(TASK TO COMPLETE): Find the lines below that contain "Products" and tally them. Return only the total.

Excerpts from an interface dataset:
*** Block opens ***
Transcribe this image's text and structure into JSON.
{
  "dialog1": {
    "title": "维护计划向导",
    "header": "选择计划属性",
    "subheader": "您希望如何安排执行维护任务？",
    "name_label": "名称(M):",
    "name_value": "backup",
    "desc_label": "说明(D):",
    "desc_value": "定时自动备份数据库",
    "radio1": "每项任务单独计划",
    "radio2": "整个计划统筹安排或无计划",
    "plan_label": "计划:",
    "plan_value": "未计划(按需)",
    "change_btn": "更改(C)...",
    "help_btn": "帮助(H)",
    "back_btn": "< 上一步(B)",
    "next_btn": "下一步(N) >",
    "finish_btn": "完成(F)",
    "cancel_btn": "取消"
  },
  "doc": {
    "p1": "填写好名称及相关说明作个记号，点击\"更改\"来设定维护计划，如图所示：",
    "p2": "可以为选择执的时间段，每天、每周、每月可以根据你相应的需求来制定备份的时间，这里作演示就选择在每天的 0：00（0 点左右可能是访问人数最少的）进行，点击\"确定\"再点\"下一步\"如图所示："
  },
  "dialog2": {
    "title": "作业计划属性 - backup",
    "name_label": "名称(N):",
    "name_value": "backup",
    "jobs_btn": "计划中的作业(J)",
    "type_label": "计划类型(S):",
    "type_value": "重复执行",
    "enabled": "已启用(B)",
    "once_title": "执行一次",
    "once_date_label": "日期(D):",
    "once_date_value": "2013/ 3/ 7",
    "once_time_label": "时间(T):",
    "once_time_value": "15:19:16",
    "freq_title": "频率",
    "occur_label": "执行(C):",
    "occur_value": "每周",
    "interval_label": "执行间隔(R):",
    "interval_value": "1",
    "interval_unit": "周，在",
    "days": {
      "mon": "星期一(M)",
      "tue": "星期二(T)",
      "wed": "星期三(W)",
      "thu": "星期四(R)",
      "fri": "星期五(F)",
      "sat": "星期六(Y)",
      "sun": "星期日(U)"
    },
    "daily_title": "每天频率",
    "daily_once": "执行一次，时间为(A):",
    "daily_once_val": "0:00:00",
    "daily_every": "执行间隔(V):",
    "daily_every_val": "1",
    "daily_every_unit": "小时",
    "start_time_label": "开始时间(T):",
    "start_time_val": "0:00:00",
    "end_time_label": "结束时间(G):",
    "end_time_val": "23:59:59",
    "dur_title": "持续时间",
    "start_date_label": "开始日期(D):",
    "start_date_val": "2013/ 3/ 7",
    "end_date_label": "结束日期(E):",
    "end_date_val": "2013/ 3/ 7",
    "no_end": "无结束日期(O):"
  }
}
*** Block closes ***
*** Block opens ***
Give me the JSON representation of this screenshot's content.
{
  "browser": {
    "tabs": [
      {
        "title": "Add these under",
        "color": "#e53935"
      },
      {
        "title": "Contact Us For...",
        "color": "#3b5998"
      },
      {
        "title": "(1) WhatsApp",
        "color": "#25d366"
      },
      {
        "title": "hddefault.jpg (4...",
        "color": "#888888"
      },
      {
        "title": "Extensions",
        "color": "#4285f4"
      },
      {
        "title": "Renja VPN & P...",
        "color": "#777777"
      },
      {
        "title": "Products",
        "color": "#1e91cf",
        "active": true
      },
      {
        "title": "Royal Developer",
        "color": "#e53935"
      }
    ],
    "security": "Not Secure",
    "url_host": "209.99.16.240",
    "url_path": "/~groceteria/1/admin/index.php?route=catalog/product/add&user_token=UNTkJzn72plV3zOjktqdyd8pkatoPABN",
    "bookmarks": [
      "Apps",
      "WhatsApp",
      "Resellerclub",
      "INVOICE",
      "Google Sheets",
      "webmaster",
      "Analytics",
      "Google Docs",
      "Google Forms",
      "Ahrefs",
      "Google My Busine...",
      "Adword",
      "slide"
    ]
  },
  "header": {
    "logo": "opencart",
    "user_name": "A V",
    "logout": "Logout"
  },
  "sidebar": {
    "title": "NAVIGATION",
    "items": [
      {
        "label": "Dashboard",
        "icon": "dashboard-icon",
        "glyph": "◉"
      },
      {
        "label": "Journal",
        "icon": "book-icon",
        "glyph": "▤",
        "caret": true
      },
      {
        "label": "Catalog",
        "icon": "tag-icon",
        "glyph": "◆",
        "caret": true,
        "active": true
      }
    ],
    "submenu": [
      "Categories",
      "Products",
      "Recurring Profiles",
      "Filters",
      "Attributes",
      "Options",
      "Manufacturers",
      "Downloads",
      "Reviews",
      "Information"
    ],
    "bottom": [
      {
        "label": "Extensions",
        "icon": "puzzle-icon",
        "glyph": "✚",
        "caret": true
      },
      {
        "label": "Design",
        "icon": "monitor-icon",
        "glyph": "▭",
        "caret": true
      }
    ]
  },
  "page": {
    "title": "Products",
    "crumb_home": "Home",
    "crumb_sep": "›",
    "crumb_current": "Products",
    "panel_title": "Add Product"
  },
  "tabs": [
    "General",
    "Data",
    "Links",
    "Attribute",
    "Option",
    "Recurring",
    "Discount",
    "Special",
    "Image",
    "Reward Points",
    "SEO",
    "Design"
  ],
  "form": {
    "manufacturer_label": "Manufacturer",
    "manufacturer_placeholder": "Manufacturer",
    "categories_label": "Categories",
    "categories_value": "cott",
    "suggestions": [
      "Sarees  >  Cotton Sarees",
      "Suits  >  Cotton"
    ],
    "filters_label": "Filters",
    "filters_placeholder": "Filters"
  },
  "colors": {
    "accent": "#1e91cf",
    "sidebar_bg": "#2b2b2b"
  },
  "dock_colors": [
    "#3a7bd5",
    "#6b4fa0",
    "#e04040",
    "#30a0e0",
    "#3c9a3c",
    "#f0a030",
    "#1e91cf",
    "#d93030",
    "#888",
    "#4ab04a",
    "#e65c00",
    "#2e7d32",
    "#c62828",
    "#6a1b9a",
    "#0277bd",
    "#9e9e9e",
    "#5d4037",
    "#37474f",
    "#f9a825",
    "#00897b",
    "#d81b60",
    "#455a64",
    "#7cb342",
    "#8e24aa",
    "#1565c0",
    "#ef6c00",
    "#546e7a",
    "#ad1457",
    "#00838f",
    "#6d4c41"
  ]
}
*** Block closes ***
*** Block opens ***
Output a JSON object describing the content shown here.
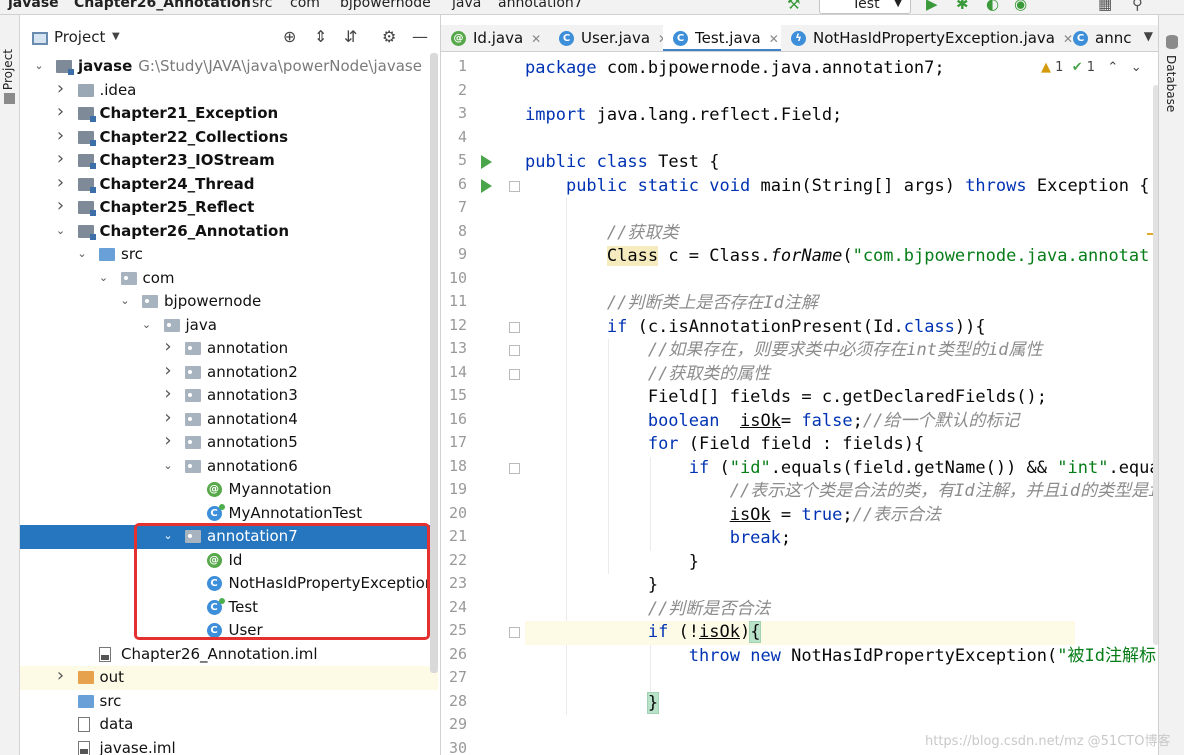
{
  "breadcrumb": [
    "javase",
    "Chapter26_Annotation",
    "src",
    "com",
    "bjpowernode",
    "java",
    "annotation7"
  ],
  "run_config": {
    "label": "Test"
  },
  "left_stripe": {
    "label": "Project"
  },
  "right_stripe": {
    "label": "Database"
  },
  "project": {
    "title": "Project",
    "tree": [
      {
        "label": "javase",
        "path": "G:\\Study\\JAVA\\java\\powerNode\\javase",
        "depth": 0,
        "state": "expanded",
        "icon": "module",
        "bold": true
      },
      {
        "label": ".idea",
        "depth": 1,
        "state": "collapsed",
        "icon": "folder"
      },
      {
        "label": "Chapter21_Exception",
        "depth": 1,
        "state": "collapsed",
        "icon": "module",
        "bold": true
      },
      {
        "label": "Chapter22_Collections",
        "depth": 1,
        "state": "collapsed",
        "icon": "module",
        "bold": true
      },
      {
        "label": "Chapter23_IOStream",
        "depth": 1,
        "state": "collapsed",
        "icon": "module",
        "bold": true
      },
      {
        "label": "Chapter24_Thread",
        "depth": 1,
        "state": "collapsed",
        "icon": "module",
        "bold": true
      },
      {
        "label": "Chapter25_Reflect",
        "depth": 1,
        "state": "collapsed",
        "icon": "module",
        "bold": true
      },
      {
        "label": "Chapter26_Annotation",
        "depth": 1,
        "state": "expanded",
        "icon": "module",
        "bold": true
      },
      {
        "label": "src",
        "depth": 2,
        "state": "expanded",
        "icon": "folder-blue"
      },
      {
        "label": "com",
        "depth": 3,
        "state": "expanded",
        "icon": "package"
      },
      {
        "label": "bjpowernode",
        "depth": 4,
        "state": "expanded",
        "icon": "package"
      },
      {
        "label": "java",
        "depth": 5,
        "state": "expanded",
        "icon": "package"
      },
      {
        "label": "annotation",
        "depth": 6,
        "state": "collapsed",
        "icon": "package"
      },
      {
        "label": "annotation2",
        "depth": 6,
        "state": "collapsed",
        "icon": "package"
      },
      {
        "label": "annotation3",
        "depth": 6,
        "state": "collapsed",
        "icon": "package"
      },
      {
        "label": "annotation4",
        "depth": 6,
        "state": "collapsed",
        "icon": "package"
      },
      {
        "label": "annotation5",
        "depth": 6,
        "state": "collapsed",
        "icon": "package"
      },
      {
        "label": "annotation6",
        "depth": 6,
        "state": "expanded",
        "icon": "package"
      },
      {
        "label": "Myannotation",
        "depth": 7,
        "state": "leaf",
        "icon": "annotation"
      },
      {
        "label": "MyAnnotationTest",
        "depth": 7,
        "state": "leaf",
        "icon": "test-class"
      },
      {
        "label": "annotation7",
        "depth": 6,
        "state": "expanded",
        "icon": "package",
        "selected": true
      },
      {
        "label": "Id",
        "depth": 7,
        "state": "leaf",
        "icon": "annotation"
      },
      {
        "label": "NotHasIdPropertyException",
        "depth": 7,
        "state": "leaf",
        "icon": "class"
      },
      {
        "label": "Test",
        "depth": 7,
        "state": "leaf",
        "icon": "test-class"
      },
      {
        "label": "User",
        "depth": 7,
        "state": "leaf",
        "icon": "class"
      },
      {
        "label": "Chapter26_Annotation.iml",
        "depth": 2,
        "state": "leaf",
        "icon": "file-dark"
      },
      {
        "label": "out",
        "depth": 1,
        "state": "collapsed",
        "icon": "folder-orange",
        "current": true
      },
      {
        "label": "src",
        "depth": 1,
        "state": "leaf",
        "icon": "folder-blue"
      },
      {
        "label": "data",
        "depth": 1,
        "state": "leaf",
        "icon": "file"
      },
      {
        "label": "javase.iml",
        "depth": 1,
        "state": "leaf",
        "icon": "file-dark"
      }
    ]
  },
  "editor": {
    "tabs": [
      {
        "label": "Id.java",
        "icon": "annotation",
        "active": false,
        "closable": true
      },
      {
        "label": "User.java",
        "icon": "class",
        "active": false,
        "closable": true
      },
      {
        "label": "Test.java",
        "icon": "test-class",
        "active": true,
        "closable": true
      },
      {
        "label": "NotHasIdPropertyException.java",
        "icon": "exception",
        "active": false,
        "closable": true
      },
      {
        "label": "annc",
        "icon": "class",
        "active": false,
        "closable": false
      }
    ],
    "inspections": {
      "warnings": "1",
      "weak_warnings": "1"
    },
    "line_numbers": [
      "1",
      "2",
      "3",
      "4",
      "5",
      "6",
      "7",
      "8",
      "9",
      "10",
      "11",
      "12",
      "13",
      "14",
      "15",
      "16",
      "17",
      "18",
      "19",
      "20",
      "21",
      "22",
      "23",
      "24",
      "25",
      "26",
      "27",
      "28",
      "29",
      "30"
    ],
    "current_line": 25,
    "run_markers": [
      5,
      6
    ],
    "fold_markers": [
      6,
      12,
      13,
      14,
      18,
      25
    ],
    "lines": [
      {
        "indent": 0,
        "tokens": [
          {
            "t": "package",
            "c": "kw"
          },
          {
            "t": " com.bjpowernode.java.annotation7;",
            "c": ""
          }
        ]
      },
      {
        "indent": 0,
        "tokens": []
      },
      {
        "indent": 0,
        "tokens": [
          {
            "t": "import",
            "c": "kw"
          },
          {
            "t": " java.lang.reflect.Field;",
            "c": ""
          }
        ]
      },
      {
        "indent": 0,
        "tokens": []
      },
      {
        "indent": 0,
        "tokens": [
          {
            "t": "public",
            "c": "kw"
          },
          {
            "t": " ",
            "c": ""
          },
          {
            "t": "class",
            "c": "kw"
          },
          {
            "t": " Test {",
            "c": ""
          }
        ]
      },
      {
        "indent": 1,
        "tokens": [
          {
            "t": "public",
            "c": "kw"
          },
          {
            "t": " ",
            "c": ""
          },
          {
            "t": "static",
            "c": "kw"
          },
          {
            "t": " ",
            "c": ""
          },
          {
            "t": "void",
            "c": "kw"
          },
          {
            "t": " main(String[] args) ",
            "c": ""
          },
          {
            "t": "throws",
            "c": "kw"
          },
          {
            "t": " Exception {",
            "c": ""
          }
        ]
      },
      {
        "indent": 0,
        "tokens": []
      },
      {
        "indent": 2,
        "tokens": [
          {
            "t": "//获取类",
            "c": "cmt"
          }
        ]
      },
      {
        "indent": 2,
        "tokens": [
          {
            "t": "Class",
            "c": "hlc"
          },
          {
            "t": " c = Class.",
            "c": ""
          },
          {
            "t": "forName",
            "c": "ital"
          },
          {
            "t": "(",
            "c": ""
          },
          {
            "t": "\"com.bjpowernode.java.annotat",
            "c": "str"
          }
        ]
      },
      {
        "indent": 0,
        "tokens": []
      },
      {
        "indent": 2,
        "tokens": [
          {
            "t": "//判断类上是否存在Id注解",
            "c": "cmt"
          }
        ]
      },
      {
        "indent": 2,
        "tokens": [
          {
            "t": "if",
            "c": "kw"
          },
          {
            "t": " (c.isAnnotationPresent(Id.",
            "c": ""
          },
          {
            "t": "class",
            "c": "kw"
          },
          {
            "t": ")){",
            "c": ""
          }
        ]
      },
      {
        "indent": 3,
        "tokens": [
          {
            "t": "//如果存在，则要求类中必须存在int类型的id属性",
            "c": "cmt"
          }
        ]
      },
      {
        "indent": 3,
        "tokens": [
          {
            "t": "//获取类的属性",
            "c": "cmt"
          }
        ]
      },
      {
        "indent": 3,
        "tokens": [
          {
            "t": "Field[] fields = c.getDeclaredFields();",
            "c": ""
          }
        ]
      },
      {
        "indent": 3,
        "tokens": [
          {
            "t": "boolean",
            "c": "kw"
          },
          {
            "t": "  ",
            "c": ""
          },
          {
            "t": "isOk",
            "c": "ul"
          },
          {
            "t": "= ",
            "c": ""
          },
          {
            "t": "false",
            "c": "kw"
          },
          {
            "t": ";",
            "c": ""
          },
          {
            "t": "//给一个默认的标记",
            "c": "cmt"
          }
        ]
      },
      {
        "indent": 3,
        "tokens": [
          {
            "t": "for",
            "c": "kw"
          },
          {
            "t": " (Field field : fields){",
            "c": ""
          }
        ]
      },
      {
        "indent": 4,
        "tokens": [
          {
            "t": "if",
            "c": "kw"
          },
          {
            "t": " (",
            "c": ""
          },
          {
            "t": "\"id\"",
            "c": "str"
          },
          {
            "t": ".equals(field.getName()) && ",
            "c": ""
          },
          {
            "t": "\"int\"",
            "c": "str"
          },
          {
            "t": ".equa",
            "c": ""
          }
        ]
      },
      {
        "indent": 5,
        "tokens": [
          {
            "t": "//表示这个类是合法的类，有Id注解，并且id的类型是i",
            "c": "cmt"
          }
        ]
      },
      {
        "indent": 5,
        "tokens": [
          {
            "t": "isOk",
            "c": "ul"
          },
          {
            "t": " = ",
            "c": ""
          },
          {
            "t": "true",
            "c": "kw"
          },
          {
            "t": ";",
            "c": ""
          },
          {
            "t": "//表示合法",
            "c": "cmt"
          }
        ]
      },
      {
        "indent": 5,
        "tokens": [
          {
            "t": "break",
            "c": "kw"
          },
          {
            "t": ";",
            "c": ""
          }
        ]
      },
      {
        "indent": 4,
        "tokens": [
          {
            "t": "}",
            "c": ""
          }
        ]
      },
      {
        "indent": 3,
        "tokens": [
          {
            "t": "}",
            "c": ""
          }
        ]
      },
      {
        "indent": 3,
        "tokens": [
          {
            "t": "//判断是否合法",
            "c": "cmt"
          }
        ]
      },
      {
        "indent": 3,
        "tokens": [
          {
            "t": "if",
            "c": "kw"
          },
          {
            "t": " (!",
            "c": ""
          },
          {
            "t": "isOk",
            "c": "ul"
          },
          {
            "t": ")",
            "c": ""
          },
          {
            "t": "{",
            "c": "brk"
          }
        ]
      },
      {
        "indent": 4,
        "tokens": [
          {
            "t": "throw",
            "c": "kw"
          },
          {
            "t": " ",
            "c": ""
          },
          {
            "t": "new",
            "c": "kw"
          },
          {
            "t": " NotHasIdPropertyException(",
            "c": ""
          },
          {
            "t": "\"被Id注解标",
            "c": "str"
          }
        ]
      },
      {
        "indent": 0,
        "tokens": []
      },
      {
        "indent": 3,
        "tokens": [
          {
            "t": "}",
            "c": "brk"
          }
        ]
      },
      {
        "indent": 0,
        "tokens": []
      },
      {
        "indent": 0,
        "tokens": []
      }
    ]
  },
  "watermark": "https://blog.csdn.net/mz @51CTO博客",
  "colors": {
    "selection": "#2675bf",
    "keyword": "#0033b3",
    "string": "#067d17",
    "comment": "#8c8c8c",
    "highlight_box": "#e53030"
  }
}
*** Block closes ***
(FINISHED TASK): 4